Happy for How Long? How Social Capital and GDP Relate to Happiness over Time

Wednesday, July 16, 2014: 4:15 PM
Room: Booth 53
Oral Presentation
Stefano BARTOLINI , University of Siena, Italy, Italy
Francesco SARRACINO , STATEC, Luxembourg
What does predict the evolution over time of subjective well-being? We answer this question correlating cross country time-series of subjective well-being with the time-series of social capital and/or GDP. First, we adopt a bivariate methodology
similar to the one used used by Stevenson and Wolfers (2008), Sacks et al. (2010), Easterlin and Angelescu (2009), Easterlin et al. (2010). We find that in the long (at least 15 years) and medium run (6 years) social capital is a powerful predictor of
the evolution of subjective well-being. In the short-term (2 years) this relationship weakens. Indeed, short run changes in social capital predict a much smaller portion of the changes in subjective well-being, compared to longer periods.

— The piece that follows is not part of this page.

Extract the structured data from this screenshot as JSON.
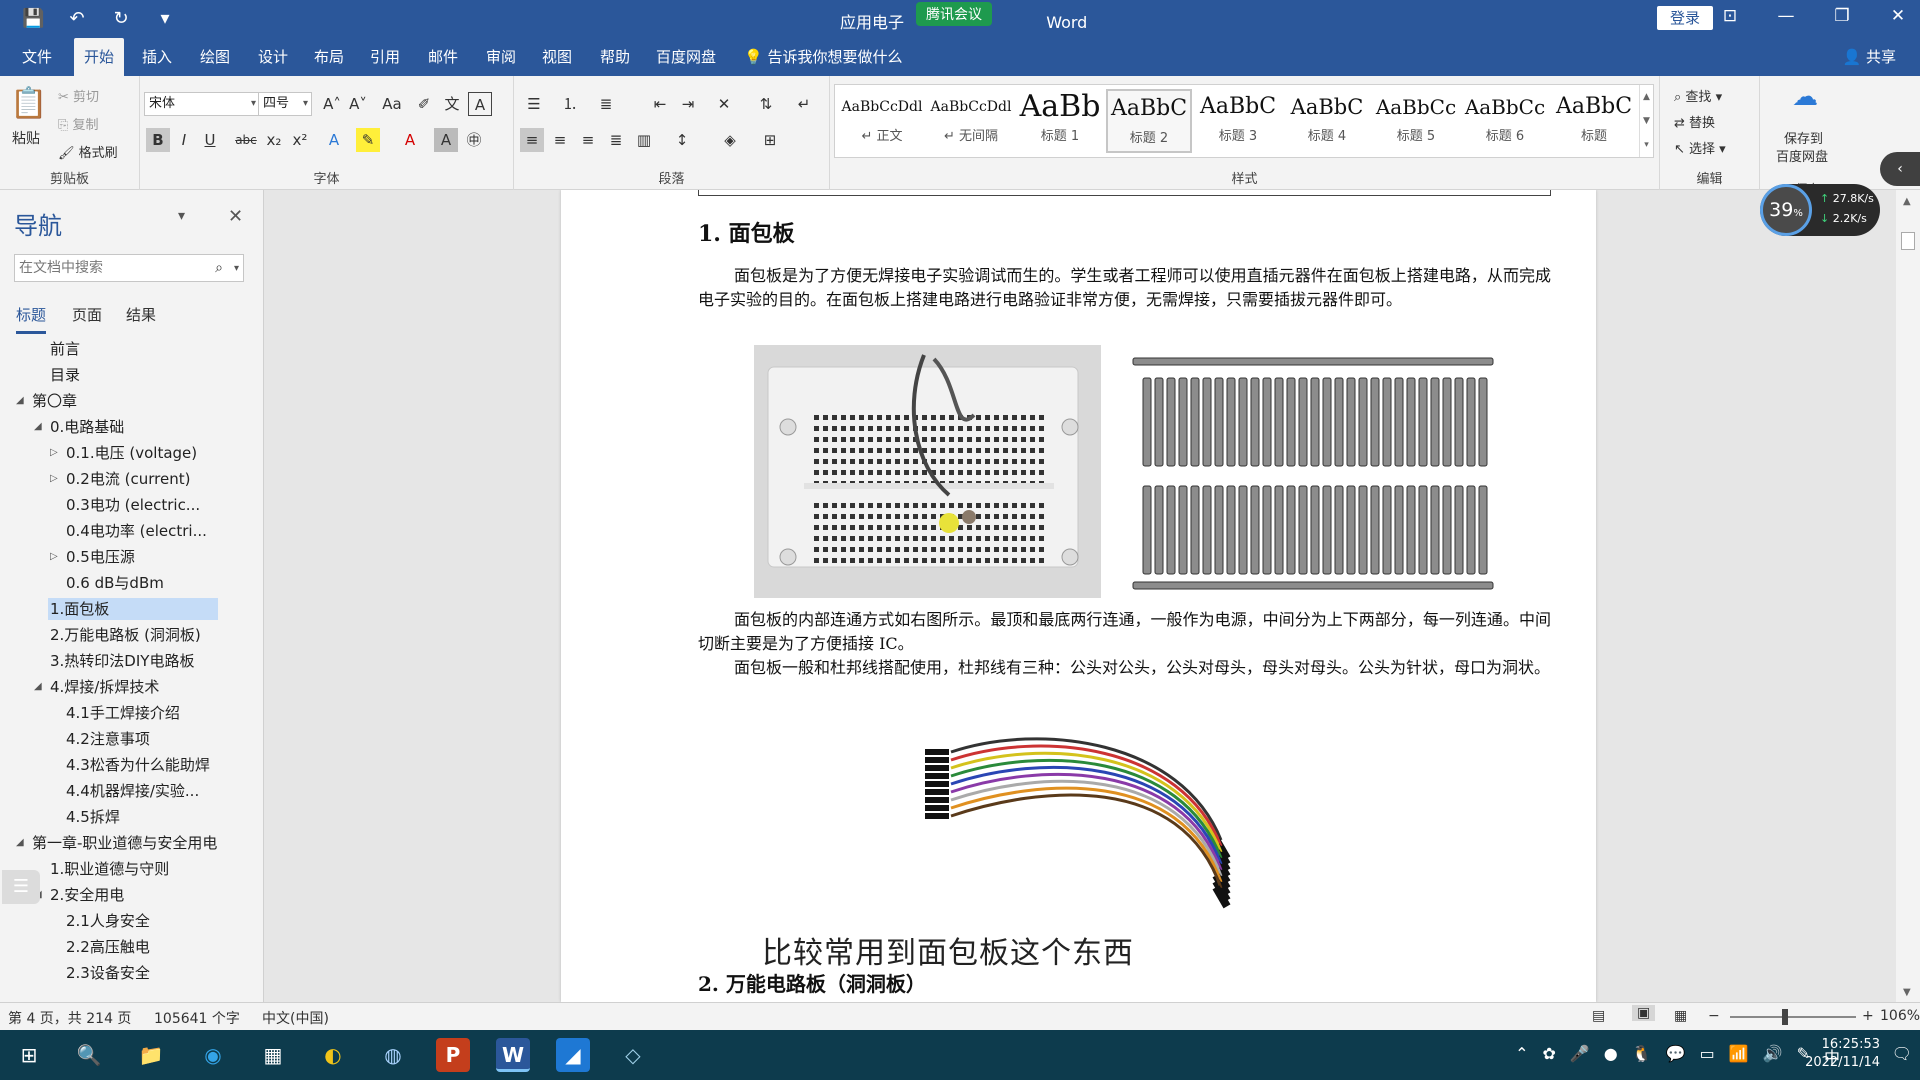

GDP follows
a reverse path: in the short run it is more positively correlated to the changes in well-being than in the medium-term, while in the long run the correlation vanishes.
Moreover, we run trivariate regressions of time-series of subjective well-being on time-series of both social capital and GDP, which confirm the results from bivariate analysis.